2018 is the year I stop making New Year's resolutions.
What are resolutions anyway? Basically, you promise to deny yourself something you love or to start doing something you hate. You can stick with it for a short period of time, but then you have a stressful day and all bets are off. Next comes the guilt.
Why put yourself through that?
Instead, this year I'm going to set goals. I'm going to make sure they are reasonable things I want to accomplish and can actually achieve if I set aside an adequate amount of time. No pie in the sky stuff this year. I'm going to break my goals down into bite-sized nuggets and I'm going to get them done, darn it. There's something about changing the terminology from "resolutions" to "goals" that makes me feel more optimistic.
For example, let's say I have a self-sabotaging fondness for French fries (hypothetically, of course). I could say my resolution is to never eat those salty, crispy morsels of deliciousness again. I'd fail. Not that I eat French fries often, but just saying that I wasn't going to eat them again would make me crave them. So I'd eat them. And I'd feel bad (both physically and emotionally).
What if, instead, I said I'm setting a goal to choose carbs that are high-fiber and full of nutrients?
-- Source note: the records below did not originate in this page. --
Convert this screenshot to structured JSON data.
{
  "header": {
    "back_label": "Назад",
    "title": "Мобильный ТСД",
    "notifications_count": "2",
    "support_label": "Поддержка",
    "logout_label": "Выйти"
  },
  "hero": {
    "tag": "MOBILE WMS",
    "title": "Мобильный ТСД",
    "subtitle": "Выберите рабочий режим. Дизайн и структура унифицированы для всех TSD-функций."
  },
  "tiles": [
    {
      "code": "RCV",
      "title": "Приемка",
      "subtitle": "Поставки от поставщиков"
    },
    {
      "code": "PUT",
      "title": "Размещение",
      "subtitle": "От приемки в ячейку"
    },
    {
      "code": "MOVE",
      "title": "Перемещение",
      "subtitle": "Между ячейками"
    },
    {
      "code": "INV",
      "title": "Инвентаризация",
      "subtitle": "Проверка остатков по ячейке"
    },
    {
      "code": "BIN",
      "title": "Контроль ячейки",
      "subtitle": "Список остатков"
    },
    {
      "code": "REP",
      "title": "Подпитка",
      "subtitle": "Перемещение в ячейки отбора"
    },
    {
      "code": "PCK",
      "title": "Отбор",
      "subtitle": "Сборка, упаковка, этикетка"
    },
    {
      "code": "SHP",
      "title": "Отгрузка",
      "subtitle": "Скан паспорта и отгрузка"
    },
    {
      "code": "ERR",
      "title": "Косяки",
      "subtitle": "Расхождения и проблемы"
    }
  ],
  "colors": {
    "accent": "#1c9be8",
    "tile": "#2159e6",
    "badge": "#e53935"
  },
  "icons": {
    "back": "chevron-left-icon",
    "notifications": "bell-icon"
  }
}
I might break it into the following tasks: listing carbs that fit my criteria, making a few meal plans that incorporate those carbs, shopping for ingredients, and preparing the food. Instead of obsessing over the fact that I was depriving myself of French fries, I'd be focusing on finding tasty ways to enjoy sweet potatoes, quinoa, lentils, and acorn squash.
See the difference? What a mindset shift!
2018 is going to be a good year.